But men who are turned on by sexually coercive acts are not going to change. Ever. No matter how afraid they are of losing you as a partner, or what they might say to explain the ‘misunderstanding’ (a.k.a. criminal act) that occurs during sex.
Last week, former radio host of Canadian Broadcasting Corporation Jian Ghomeshi was acquitted of four counts of sexual assault and one count of choking to overcome resistance. In the storm of opinion pieces and personal anecdotes from survivors and social commentators that followed, one column in the Toronto Globe and Mail by doctoral psychology student at York University Debra W. Soh identified a terrifying truth about the behaviour of men like Jian Ghomeshi.

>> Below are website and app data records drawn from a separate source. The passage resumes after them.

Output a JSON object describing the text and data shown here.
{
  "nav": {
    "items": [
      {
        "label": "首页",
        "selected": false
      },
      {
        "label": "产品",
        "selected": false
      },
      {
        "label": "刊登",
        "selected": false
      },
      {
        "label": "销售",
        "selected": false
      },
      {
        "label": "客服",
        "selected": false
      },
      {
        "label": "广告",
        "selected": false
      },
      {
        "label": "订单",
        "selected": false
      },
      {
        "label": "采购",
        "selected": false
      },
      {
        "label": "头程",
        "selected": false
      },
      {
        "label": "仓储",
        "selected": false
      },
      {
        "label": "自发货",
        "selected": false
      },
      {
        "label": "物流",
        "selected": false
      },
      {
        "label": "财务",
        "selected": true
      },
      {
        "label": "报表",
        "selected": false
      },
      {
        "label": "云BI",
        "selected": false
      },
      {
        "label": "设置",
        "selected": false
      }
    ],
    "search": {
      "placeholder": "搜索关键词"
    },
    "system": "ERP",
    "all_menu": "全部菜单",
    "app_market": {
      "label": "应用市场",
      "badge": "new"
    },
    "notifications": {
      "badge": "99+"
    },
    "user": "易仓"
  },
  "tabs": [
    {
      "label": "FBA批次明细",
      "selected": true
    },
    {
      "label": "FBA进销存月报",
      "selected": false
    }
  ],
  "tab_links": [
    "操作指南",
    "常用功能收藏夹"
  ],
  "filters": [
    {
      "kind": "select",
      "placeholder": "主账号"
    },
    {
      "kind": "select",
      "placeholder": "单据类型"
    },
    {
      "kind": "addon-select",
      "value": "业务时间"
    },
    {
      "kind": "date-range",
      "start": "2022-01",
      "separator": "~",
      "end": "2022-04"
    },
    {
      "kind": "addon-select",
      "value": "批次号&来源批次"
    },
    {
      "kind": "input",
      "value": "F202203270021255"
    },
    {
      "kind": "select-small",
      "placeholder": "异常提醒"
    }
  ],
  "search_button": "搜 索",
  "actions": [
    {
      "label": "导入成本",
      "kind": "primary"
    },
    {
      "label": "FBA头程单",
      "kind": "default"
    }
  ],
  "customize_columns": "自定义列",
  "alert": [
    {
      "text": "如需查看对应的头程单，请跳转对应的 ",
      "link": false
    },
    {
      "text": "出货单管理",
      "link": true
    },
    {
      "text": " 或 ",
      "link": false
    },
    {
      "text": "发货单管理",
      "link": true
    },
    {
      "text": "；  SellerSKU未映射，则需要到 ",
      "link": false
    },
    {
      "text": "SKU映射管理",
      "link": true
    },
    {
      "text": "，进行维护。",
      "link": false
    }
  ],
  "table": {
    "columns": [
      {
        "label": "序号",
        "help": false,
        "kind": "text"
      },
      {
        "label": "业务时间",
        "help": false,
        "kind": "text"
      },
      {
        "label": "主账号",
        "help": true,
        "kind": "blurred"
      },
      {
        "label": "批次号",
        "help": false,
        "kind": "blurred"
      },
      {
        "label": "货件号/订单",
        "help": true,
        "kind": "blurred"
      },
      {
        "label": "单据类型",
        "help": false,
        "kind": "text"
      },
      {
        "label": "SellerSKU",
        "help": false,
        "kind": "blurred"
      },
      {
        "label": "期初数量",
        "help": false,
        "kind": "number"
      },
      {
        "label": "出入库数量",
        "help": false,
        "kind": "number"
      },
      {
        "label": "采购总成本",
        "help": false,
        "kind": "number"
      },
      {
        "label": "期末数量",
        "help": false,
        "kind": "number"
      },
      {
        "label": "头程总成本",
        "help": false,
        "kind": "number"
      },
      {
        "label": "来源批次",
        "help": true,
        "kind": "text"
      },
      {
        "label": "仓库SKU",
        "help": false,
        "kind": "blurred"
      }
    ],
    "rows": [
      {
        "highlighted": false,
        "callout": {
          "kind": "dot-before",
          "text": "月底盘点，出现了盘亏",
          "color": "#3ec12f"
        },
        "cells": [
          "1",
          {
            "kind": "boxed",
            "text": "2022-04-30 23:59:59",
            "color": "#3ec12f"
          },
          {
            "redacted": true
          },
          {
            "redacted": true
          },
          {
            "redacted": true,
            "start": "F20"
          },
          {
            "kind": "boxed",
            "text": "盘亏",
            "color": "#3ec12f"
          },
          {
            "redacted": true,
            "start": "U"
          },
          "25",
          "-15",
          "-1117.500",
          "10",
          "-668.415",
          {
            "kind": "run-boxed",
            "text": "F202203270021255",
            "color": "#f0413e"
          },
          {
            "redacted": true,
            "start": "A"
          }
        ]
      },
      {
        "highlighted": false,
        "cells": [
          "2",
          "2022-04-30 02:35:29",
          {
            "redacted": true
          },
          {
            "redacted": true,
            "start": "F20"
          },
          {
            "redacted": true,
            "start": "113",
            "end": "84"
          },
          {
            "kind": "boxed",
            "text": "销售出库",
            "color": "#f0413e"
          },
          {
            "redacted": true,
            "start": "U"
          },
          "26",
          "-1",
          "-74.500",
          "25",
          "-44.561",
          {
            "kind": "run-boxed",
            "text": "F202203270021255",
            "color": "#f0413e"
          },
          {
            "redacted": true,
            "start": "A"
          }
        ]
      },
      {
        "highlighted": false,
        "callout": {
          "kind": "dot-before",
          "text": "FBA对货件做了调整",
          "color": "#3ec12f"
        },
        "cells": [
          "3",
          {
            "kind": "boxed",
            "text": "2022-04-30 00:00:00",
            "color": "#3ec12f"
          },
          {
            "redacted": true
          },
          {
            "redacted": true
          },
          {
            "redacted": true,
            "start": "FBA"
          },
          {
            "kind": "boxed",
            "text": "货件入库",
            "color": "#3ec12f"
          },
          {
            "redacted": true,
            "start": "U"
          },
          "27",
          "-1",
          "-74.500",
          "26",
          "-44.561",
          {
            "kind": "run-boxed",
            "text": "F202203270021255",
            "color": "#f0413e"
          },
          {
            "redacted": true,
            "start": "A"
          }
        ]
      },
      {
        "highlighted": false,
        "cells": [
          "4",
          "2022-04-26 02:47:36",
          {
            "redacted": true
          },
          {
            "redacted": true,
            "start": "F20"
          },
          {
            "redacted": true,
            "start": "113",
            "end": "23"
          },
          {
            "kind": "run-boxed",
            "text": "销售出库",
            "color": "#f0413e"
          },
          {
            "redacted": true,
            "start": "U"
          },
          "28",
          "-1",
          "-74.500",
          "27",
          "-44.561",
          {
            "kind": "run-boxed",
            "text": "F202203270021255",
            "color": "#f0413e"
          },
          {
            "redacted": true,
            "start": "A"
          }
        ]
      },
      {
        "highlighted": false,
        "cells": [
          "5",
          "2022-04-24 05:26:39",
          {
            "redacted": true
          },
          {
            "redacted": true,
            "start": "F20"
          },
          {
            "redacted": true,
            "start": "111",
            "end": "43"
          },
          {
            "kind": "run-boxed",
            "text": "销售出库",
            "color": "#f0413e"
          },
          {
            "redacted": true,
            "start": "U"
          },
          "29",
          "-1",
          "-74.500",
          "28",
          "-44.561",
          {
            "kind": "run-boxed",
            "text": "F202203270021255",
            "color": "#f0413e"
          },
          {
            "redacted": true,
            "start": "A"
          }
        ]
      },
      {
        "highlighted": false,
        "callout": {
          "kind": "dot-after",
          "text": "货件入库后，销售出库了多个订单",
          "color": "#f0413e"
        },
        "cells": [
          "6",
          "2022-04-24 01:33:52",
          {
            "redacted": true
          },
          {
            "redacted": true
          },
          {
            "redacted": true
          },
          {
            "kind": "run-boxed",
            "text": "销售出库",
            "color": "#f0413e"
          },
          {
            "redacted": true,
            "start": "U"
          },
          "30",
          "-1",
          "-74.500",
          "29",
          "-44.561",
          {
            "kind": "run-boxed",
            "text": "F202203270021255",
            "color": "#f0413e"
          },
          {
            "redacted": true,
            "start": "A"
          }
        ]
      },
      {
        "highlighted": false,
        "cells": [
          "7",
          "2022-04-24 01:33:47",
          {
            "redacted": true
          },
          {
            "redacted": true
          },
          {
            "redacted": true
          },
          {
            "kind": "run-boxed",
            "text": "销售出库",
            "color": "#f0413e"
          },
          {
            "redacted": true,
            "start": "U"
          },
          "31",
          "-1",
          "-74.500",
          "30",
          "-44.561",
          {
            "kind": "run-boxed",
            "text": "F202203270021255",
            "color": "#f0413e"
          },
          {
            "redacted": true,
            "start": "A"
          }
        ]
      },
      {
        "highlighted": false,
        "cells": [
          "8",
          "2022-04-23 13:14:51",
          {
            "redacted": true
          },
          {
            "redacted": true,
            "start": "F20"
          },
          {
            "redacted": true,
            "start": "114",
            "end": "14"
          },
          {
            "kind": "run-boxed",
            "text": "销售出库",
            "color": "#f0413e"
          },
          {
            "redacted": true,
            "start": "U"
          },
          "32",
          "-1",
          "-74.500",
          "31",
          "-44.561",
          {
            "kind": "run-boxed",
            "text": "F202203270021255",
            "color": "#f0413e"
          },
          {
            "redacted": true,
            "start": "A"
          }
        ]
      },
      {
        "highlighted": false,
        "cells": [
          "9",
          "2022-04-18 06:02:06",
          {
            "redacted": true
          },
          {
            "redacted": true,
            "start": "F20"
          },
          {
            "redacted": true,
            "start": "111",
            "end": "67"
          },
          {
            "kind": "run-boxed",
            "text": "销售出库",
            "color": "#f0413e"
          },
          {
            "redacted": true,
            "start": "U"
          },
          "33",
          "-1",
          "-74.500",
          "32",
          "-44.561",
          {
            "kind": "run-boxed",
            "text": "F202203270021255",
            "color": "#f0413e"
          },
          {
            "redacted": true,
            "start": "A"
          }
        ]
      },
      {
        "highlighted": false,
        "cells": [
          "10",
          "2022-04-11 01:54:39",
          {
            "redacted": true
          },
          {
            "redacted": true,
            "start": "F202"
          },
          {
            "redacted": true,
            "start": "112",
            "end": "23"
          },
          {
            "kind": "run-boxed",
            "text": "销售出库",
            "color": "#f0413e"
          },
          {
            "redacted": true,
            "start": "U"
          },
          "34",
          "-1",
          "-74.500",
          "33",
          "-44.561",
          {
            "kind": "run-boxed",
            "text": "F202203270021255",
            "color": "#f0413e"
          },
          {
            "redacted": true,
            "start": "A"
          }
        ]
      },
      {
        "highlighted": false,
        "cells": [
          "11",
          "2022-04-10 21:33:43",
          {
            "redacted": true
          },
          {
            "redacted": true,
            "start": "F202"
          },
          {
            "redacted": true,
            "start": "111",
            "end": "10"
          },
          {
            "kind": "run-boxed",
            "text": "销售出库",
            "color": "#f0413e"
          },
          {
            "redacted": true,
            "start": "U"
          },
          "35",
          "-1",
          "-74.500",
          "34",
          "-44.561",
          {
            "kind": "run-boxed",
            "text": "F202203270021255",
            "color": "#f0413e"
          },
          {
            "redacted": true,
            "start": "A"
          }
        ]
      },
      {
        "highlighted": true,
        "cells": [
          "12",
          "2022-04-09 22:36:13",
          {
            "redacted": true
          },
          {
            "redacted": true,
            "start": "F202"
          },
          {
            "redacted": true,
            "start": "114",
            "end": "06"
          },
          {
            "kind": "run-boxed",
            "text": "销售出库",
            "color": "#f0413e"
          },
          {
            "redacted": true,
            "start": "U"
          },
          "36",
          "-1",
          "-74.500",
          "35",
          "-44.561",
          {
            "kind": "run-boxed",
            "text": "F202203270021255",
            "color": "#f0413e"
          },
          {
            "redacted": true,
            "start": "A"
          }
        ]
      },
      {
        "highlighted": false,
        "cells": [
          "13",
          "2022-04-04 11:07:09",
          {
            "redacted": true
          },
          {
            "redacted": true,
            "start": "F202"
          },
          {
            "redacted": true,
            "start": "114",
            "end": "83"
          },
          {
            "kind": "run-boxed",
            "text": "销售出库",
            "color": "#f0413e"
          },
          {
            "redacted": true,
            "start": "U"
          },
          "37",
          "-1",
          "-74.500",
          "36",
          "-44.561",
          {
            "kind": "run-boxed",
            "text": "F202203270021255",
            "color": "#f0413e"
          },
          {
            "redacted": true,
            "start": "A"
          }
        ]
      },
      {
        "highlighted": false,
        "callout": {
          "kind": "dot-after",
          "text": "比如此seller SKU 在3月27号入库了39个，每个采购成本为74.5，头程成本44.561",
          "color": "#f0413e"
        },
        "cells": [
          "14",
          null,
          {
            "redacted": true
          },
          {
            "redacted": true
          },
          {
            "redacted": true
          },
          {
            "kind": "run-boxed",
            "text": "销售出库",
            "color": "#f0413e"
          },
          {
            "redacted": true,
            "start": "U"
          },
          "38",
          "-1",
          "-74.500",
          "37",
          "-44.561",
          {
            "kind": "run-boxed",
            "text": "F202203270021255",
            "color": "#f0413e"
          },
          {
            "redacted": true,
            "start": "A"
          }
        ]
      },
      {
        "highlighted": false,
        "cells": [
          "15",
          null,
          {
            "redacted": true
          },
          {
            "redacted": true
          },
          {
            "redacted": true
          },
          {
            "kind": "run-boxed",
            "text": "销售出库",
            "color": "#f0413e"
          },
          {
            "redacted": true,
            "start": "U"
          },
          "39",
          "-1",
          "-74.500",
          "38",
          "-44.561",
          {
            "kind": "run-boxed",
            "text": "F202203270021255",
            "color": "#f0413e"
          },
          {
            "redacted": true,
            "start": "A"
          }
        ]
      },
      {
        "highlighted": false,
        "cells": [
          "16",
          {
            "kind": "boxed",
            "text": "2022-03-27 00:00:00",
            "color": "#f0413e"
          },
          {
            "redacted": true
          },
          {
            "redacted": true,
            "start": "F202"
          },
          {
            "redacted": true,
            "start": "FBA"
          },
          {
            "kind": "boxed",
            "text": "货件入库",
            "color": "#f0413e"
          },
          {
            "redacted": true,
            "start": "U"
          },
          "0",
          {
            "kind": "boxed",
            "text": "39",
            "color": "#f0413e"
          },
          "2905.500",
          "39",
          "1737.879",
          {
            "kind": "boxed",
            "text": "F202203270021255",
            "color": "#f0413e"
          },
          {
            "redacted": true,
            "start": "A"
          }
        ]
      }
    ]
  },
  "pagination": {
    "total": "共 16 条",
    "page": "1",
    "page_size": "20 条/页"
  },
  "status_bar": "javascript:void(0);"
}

They will not change, no matter what they say.
Soh says many women will stay in a relationship with a sexually coercive partner (who uses force or pressure to instigate non-consensual sexual acts) with the hope he might change his mind. Soh adds that if a man likes something sexually, or has an atypical or unusual sexual interest (called paraphilia), this will be his “primary sexual interest over the course of his life”.
Certainly, some paraphilias like BDSM, which involves the consensual role-playing of sadistic acts, can be harmless. Key word: Consensual.
Project Consent looks at how dancing is not an invitation for sex. Post continues below.
But when you are made to feel humiliated, degraded, forced or physically hurt during sex, this counts as sexual coercion and no matter who your partner is, or the nature of your relationship, you cannot change this behaviour in him. Your resistance or abhorrence during sex should always be a turn off for your partner – not a trigger of heightened pleasure and insistence.